An overwhelming majority – 84 per cent – also stated their wish to remain in Sweden permanently, although only half believe they are likely to succeed.
The survey, conducted by Expressen, asked 1,691 people in 18 asylum centres across Sweden, finding that the majority wish to establish a permanent life for themselves in the country. Seven per cent said that they would prefer to return to their home countries once the situations there allow this.
The desire to return home also varies according to where the asylum seekers come from. None of the Somalians asked wished to return home, while 13 per cent of Iranians and 11 per cent of the Syrians that responded to the survey indicated a desire to return home at some point in the future.
Fifty-nine per cent of survey participants said that they were happy with conditions in their asylum centres, with one third saying that they were 'very satisfied'.
But a significant amount of dissatisfaction was also recorded, particularly in relation to waiting times to be granted residency permits.
Just over a third of respondents also said that they felt the allowance provided by Sweden's Migration Authority (Migrationsverket) does not cover their basic costs, and around 30 per cent said that they were dissatisfied with not being able to work or have the the opportunity to learn Swedish.
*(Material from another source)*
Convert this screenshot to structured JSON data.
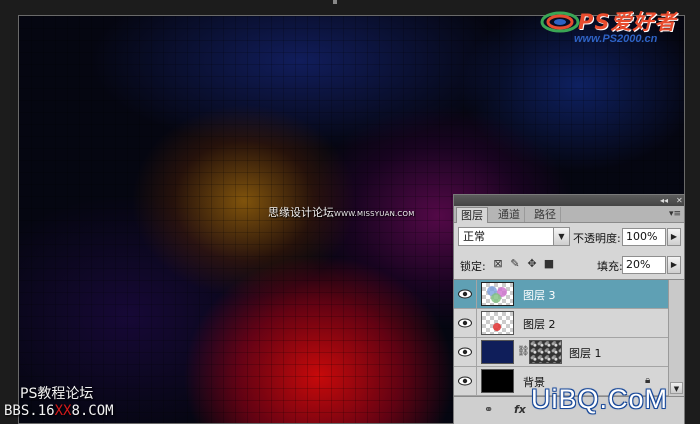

The long wait for decisions on asylum applications is a cause of stress for many, according to the Expressen report. Migrationsverket has stated that waiting times have been its biggest challenge during 2016, with less than half of the 163,000 applications received this year so far having been processed. Waiting times are expected to continue into next year, reaching up to 14-15 months.